On April 6, 1987, all eyes in the world of sports were supposed to be on the fight to end all fights: Marvelous Marvin Hagler vs. “Sugar” Ray Leonard. In this pre-Internet era, ABC’s award-winning news program Nightline with Ted Koppel was devoting its broadcast to that epic long-awaited encounter, but first they needed to kill some time. It was the fortieth anniversary of the date Jackie Robinson broke baseball’s color line and desegregated the sport, so they decided to produce what host Ted Koppel called a “wet kiss” to Robinson and his memory: something gauzy, soft-focused and without edges. But their first guest, Jackie Robinson’s widow Rachel, was someone who hadn’t lived a gauzy, soft-focused life. A woman who never feared telling inconvenient truths, she said that Jackie, if alive, would feel a great disappointment at how little progress baseball has made over the last forty years in breaking the still existing color barriers that prevented African-American advancement toward management and front office positions.
Koppel decided on the spot to keep that line of thought alive in his next segment with the Los Angeles Dodgers General Manager Al Campanis, who was also a former roommate and close friend of Robinson. After the next several minutes, Hagler-Leonard would officially be the second most memorable sports story from that evening.
Koppel asked Campanis “to peel it away a little bit. Just tell me, why do you think it is? Is there still that much prejudice in baseball today?”

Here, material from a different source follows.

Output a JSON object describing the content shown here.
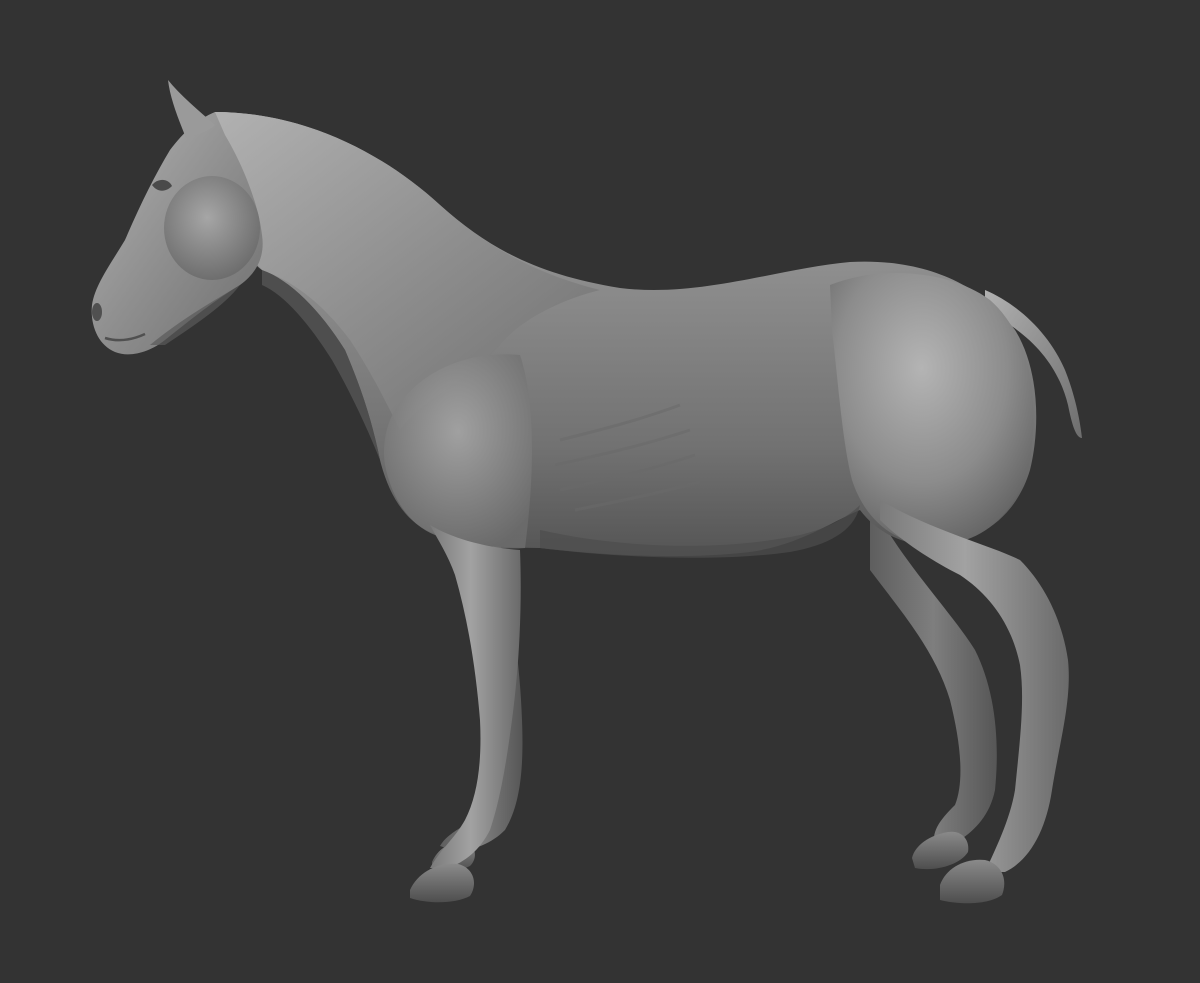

Campanis answered, “No, I don’t believe it’s prejudice. I truly believe that [African-Americans] may not have some of the necessities to be a field manager or perhaps a general manager.” He later tried to prove his point by arguing that the reason there weren’t more African-American catchers, pitchers or quarterbacks in football was that these were thinking positions. He then added with a big smile on his face, for reasons that still aren’t clear, “Why are black men, or black people, not good swimmers? Because they don’t have the buoyancy.”
In the aftermath, Frank Robinson, baseball Hall of Famer and its first African-American manager, summed up the feelings of many when he said, “Baseball has been hiding this ugly prejudice for years—that black aren’t smart enough to be managers or third-base coaches or part of the front office. There’s a belief that they’re fine when it comes to the physical part of the game, but if it involves brains they just can’t handle it. Al Campanis made people finally understand what goes on behind closed doors: that there is racism in baseball.”
The furor that erupted resulted in Campanis’s immediate firing and a bounty of promises about change coming to the national pastime. But the promises were miles wide and an inch deep. Since 1987, baseball has hired five African-American general managers, but only two, Kenny Williams of the Chicago White Sox and Michael Hill of the Miami Marlins, have lasted longer than one season. There have been several prominent African-American field managers, from two-time World Series winner Cito Gaston to multiple-time Manager of the Year winner Dusty Baker, and the man who has guided the Texas Rangers to the last two World Series, Ron Washington. But the number of hires has been few and far between since Campanis “peeled it back a little bit” and Frank Robinson said that “there is racism in baseball.” Today, Washington and Baker are the sport’s only African-American managers. The most lasting change is that people in Campanis’s executive position are now far more polished and far more careful and have become, like a twenty-first-century politician, experts on being interviewed and saying absolutely nothing of substance. The Campanis lesson for Major League Baseball hasn’t been to take on racism in the sport but to find executives who can smile for the camera and talk a cat out of a tree.